The idea of a virtual-reality resurrection of the synagogue originated not with the museum but with a group of four creative partners, two in Israel and two in Berlin, with backgrounds in film, history, and tech. One of them is Avi Dabach, 50, an Israeli director whose great-grandfather Ezra Dabach was the sexton of the Great Synagogue. Avi’s grandfather grew up in an adjacent apartment and used to tell him stories about the building: “He’d say, I can’t describe how beautiful it is, and when Israel and Syria make peace I’ll take you there on the first plane,” he remembered. The first plane has yet to take off, but five years ago, Shammah’s son Avraham, now 89, showed Avi his mother’s photographs. The partners spent years turning them into a virtual reality simulation. When you put on the headset at the Israel Museum, you’re visiting the synagogue on a specific day in November 1947, the last moment that the community was whole. One scenario allows you to take a tour with a ghostly simulation of Asher Baghdadi, the sexton who took over from Avi’s great-grandfather in 1928. A second scenario is a dramatization of the events around Shammah’s visit to the synagogue as the Middle East imploded around her.
The precise details of what happened to the real building remain unclear, but it happened as Assad’s army fought to regain control of Aleppo from rebel forces in 2016. The slightly younger Jobar Synagogue in Damascus had already been destroyed two years earlier.

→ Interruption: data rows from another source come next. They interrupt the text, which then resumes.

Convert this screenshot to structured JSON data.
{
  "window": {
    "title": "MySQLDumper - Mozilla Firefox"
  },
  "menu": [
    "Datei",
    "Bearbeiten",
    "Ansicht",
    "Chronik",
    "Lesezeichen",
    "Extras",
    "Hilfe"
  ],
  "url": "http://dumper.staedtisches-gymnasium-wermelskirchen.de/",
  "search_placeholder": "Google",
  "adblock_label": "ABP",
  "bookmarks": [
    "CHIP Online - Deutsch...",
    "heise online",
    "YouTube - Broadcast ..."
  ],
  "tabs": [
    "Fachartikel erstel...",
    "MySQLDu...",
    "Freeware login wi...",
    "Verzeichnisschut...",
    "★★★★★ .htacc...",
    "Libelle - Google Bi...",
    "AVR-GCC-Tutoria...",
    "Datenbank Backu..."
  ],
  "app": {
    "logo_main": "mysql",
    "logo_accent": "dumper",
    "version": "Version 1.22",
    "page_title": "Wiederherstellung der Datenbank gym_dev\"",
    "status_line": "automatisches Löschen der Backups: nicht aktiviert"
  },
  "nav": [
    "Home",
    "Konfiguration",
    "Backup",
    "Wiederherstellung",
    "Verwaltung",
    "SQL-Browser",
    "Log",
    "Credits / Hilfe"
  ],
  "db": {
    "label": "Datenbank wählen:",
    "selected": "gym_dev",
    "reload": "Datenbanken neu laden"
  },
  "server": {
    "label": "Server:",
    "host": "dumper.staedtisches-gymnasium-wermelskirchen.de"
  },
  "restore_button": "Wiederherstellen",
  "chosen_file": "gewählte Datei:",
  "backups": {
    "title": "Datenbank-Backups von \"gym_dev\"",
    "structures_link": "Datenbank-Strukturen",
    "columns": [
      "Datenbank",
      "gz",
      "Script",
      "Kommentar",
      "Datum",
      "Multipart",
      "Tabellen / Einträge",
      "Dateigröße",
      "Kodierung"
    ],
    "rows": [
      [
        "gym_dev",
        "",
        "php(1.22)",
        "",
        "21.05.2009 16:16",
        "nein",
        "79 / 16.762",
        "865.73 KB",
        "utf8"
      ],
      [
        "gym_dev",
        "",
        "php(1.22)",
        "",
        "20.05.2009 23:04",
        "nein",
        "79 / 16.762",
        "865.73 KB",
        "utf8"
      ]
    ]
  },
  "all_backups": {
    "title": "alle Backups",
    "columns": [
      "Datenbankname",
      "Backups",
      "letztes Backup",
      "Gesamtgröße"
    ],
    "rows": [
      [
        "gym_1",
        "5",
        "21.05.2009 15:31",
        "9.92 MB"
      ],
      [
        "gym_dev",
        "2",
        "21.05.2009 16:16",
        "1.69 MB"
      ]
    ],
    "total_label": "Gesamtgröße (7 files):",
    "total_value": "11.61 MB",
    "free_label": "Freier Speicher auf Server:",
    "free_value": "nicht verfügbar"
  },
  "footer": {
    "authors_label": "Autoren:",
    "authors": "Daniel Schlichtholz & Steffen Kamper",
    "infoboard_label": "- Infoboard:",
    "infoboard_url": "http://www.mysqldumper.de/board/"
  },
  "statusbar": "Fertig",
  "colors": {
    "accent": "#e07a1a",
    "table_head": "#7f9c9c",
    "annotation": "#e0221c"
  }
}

There’s a blurry photo showing armed fighters in the Aleppo synagogue, and then there are other photos that show walls riddled with bullet holes and others reduced to rubble. Two years later, two 360-degree images on Google Street View (here and here) show signs of a cleanup, but the building’s a shell.
The recreated synagogues of the Israel Museum, including this one, are beautiful and memorable and deeply sad. The curatorial energy and creativity can’t obscure what all of this tells us, which is that the Jewish world is contracting. The fact is that in the lifetime of our parents and grandparents, Jews were eradicated in much of the Christian world and erased from the world of Islam. It’s not just the Great Synagogue of Aleppo—it’s the houses of worship in Tataouine or Oran, the synagogues of Galicia and Romania, the ones in grand Italian towns and obscure Polish hamlets. And what about Cochin, or Kaifeng, or, for that matter, Knoxville, the Carolinas, and the Caribbean? Much of the tenuous, beautiful, and strange variety of Jewish life that existed a century ago is gone. The vast majority of what remains plays out in the state of Israel and a few big cities in North America.
The new simulation had the effect of bringing the Aleppo synagogue to life for a moment. The impression of being in that building, even if it was only virtual, was so potent for me that it still hasn’t quite worn off. Everyone who can visit the simulation at the Israel Museum should go. But tech has a way of showing us something and leaving us hollow. When the headset came off, I was left with the same feeling I’ve had when reconnecting online with a friend from the past—the knowledge of what existed not long ago, and how truly gone it is.
Matti Friedman is a Tablet columnist and the author, most recently, of Who by Fire: Leonard Cohen in the Sinai.